• Exercise objective:
Once a line is found to contain "banned", copy it out of the listing.

********

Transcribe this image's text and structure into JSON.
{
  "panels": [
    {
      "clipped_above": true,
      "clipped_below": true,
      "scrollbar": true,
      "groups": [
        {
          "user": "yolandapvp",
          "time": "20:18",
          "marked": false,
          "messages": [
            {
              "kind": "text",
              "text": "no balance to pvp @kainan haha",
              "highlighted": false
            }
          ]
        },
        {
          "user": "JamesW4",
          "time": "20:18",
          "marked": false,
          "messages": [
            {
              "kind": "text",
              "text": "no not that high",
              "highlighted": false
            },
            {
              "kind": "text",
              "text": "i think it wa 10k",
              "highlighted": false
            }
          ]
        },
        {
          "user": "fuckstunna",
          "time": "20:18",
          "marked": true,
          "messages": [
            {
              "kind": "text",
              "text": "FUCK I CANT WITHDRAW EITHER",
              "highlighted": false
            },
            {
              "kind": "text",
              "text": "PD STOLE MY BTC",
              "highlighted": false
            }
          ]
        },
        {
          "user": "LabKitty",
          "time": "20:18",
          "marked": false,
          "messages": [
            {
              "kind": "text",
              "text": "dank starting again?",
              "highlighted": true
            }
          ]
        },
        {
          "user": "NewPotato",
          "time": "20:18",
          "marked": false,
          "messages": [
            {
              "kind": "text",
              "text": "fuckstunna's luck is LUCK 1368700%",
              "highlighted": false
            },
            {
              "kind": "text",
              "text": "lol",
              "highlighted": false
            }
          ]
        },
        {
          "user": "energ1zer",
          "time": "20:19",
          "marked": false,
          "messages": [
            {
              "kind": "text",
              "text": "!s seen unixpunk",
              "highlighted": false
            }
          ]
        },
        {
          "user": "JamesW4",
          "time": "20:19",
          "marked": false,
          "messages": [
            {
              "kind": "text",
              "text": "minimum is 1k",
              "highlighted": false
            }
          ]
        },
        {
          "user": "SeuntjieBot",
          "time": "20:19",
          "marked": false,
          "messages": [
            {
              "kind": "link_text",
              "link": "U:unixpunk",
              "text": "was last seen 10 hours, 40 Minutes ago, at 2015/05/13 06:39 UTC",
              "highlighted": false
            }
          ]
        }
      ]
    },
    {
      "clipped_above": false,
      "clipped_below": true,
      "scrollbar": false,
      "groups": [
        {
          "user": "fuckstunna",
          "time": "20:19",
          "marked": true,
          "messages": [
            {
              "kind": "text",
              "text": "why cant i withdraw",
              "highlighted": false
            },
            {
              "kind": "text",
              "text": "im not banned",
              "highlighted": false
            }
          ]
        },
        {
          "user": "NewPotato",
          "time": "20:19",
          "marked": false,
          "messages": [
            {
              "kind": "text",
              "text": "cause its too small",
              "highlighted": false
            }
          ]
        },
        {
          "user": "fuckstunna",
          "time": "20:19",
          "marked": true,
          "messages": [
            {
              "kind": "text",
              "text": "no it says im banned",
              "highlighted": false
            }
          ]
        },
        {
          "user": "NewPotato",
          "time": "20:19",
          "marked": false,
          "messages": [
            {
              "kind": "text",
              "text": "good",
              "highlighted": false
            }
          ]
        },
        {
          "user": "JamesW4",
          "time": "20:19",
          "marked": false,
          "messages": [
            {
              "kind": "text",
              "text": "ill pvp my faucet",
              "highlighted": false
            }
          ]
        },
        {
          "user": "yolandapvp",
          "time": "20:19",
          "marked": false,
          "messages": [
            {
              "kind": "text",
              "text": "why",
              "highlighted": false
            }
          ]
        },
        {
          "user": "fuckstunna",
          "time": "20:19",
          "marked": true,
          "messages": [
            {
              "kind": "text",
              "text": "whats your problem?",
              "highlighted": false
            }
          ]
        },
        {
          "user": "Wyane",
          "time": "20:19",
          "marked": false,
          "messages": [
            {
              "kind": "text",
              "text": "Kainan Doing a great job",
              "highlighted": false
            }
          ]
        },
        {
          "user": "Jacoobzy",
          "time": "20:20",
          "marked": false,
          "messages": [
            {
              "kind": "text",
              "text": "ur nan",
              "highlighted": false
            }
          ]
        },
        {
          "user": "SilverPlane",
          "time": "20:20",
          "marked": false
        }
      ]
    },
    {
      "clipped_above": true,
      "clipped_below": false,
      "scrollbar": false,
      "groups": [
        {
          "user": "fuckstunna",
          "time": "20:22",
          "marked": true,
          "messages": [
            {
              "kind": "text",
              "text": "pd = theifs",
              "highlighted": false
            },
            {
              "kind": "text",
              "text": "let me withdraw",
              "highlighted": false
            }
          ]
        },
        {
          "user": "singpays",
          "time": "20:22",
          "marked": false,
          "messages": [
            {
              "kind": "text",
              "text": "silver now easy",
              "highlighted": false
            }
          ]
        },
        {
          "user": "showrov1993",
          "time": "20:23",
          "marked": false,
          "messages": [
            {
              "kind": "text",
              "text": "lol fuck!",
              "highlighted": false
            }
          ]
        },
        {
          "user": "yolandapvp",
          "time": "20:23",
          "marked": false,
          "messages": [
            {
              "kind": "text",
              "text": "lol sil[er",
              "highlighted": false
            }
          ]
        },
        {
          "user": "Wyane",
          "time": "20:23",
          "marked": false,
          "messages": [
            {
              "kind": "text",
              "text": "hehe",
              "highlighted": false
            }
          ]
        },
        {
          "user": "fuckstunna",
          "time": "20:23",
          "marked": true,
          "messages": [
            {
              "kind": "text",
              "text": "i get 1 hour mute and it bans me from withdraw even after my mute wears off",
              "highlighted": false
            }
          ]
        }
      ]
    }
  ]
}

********

• Task output:
              "text": "im not banned",
              "text": "no it says im banned",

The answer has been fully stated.